Gil, clearly a big fan of Tara, is dumbfounded as to why no big clubs have swooped in to prise the club captain away from Portugal: “One question I asked myself several times during his seven years with Rio Ave: why haven’t stronger teams tried to sign him? He’s more than capable of coping with pressure and has all the right qualities. One thing he might not have: a good agent… I’m sure he’d love to play for Rangers.”
He may love to play for Rangers but I suggested that our budget may not be able to entice a player looking to see out his playing days with one last payday. However, when I mentioned that he would be looking at wages of somewhere around £5-10k a week, Gil seemed confident that amount would satisfy the midfielder: “I am convinced that if he was offered £10,000 per week Tarantini would sign immediately since Rio Ave’s highest earner makes around £20,000 per month.”
If Warburton is keen and it was not a transfer target for Cathro, it seems that there would be no financial obstacle in the way nor any lack of ambition form the player. Though, as a club they are united in wanting their leader to stay for at least another year or even beyond that in some other capacity.
“The President of Rio Ave told us he would do everything he could to keep the player at the club. Am I keen for him to stay? If it depended on us, Tarantini would stay forever whether that was now as a footballer or later on as a member of the staff and\or board of Directors. The guy is a gem!”

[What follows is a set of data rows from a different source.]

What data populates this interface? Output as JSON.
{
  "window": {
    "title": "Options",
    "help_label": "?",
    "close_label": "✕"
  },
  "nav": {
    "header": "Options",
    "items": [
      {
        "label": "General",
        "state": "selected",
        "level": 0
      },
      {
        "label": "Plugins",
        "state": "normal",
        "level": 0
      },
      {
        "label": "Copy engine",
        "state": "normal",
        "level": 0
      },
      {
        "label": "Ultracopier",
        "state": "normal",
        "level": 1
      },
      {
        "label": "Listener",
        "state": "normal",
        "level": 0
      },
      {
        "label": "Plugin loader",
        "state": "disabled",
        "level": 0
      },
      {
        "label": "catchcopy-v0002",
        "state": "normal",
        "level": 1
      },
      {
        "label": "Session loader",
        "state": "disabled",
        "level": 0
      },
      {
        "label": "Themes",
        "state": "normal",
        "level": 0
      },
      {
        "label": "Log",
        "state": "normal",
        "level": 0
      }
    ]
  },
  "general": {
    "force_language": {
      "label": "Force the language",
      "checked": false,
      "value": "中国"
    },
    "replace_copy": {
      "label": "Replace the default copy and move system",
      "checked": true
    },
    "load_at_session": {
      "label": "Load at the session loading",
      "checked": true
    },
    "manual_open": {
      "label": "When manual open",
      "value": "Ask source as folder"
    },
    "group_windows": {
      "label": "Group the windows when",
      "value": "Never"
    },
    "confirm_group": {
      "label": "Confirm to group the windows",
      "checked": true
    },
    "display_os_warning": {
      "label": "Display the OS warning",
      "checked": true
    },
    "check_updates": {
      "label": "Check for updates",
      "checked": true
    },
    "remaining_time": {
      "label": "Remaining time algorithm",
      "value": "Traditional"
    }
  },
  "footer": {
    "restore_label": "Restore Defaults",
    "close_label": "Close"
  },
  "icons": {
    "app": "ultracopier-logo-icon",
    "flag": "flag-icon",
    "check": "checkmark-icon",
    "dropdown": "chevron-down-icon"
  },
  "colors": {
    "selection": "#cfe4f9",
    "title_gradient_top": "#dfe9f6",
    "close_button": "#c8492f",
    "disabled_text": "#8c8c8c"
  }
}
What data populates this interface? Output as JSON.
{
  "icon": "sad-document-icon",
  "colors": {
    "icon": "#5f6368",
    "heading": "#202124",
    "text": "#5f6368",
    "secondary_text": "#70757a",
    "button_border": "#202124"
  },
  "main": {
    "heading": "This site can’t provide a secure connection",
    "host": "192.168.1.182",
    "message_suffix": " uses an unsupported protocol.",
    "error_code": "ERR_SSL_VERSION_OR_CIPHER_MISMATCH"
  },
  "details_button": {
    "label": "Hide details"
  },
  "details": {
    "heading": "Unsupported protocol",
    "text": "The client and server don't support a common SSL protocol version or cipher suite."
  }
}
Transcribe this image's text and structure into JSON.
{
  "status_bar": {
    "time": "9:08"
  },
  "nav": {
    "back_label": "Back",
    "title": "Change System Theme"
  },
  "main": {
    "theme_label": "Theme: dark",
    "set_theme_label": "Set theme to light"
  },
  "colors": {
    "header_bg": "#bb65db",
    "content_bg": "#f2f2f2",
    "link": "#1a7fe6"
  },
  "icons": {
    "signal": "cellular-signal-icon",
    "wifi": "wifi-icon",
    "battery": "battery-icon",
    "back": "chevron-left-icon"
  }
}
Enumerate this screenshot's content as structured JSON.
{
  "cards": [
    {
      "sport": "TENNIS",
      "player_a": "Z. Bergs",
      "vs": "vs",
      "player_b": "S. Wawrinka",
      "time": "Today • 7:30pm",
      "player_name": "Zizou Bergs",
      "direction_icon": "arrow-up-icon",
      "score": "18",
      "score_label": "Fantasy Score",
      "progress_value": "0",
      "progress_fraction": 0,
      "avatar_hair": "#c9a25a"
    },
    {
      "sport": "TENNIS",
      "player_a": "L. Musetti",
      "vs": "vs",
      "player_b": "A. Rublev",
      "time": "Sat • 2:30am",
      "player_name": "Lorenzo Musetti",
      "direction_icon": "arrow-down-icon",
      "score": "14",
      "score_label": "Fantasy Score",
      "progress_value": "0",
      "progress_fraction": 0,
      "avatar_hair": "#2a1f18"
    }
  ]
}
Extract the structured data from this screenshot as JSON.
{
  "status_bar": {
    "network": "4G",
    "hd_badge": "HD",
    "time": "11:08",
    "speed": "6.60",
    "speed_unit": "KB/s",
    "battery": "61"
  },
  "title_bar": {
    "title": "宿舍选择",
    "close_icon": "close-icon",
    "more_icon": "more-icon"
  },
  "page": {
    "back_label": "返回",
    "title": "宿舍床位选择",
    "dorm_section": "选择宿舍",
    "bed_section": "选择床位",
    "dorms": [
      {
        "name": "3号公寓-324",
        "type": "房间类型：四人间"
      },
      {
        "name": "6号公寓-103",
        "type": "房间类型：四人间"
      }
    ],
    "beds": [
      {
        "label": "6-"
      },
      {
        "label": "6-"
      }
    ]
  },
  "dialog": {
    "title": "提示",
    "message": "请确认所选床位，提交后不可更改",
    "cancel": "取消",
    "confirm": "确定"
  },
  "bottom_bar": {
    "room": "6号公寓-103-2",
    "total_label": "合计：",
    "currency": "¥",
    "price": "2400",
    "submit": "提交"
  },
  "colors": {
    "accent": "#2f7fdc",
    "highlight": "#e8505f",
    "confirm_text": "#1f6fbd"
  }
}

So a glowing report on our reported target Tarantino. If he is signed, hopefully he will bring a much needed authority to the midfield as not only would he compliment Murdoch playing alongside him in the double-pivot, he would give Law or whoever is playing in a more advanced role the license to roam.
If you want to see all the information Gil has gathered on Tarantini, follow this link. http://reisdoave.blogspot.pt/search/label/Tarantini